Vegas Worker Fired for Saying 'Bye Bye,' Sues for Pregnancy Discrimination

A former employee is suing a luxury Las Vegas hotel because she claims the establishment continually harassed her and then terminated her employment when she was eight months pregnant.

Melodee Megia, 37, who used to be a "room service sales" employee for The Cosmopolitan Resort and Casino in Las Vegas revealed in the suit was the reason behind her termination which detailed that she told a customer "bye bye" on the telephone instead of "goodbye," according to media reports.

Megia also filed a class-action lawsuit on behalf of her other co-workers, whom she claims were shorted on their hourly wages and overtime.

According to court documents filed with the Clark County District Court in Nevada, Megia worked at the hotel from November 2010 until September 2011, when she claimed that she was fired "based on her pregnancy."

The suit also explains numerous instances of harassment from her boss and other employee's because she was pregnant.

The lawsuit detailed one instance when Megia was asked to bring a care package to a room containing a box of condoms.
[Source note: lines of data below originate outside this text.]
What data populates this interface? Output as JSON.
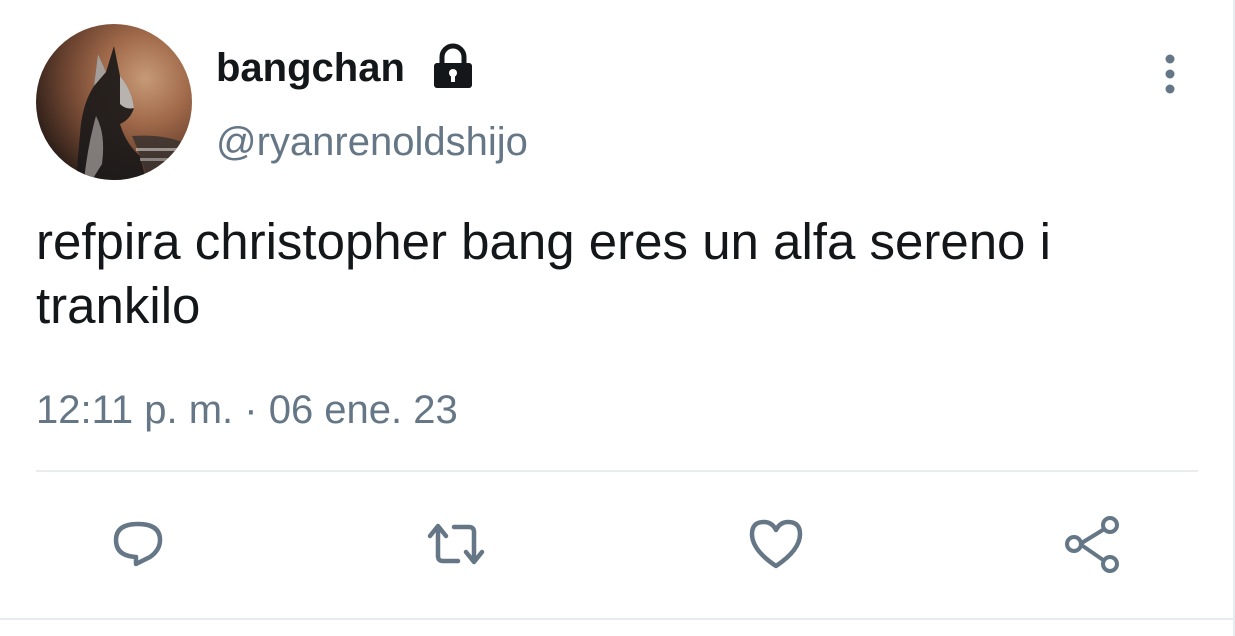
{
  "author": {
    "display_name": "bangchan",
    "handle": "@ryanrenoldshijo",
    "protected": true,
    "avatar_icon": "wolf-avatar"
  },
  "tweet": {
    "text": "refpira christopher bang eres un alfa sereno i trankilo",
    "timestamp": "12:11 p. m. · 06 ene. 23"
  },
  "actions": [
    {
      "icon": "reply-icon"
    },
    {
      "icon": "retweet-icon"
    },
    {
      "icon": "like-icon"
    },
    {
      "icon": "share-icon"
    }
  ],
  "colors": {
    "text_primary": "#14171a",
    "text_secondary": "#657786",
    "icon": "#657786",
    "divider": "#e6ecf0"
  }
}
Stated in the suit, Megia's supervisor said, "Isn't it too late for that? You should have thought about it before getting knocked up."

The suit also added that one day her supervisor told another employee in her presence, "That is what happens when you have sex."

"From that point forward, the director of room service frequently gave [Megia] dirty looks or shook his head disapprovingly," the suit said.

Mark Thierman, one of her attorneys, described the work environment in the gaming industry as the lawless west of old.

"Nevada is a very tough state for service employees. It's the Wild West. Coming from California originally, it was shocking for me," Thierman told ABC.

"Many, if not most, people here work on minimum wage plus tips. Some of the abuses are pretty flagrant," he said.

When asked to comment on the suit Amy Rossetti, public relations director of The Cosmopolitan of Las Vegas, said in a statement, "As a matter of company policy, we do not comment on pending litigation."